>>>>

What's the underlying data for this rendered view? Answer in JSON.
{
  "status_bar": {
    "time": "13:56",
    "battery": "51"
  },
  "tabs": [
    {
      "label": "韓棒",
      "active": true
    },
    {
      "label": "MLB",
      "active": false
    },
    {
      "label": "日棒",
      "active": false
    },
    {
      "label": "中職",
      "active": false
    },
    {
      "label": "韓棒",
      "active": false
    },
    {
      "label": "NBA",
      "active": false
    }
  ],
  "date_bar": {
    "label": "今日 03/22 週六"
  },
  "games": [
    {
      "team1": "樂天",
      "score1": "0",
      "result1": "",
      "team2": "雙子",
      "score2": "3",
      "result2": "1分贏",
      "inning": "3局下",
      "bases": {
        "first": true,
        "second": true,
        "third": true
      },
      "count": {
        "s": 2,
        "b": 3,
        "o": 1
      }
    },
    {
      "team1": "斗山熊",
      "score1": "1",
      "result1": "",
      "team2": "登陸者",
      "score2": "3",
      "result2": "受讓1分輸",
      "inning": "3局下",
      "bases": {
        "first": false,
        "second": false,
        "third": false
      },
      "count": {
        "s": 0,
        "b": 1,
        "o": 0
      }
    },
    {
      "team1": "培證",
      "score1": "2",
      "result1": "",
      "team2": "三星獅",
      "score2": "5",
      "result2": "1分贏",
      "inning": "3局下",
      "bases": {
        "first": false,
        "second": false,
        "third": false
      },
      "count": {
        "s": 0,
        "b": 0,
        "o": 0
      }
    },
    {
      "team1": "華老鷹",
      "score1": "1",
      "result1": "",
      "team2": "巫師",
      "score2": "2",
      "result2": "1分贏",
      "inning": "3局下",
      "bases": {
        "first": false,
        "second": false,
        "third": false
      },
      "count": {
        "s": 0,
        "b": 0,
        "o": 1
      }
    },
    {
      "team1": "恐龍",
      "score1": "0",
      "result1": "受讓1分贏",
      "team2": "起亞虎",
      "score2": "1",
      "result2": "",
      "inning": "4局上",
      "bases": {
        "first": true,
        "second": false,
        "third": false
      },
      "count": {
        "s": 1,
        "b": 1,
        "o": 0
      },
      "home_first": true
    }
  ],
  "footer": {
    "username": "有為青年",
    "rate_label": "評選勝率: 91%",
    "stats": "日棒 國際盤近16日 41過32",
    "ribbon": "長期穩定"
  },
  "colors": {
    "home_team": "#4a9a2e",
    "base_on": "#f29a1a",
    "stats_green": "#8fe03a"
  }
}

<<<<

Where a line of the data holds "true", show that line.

_The answer_.
      "active": true
        "first": true,
        "second": true,
        "third": true
        "first": true,
      "home_first": true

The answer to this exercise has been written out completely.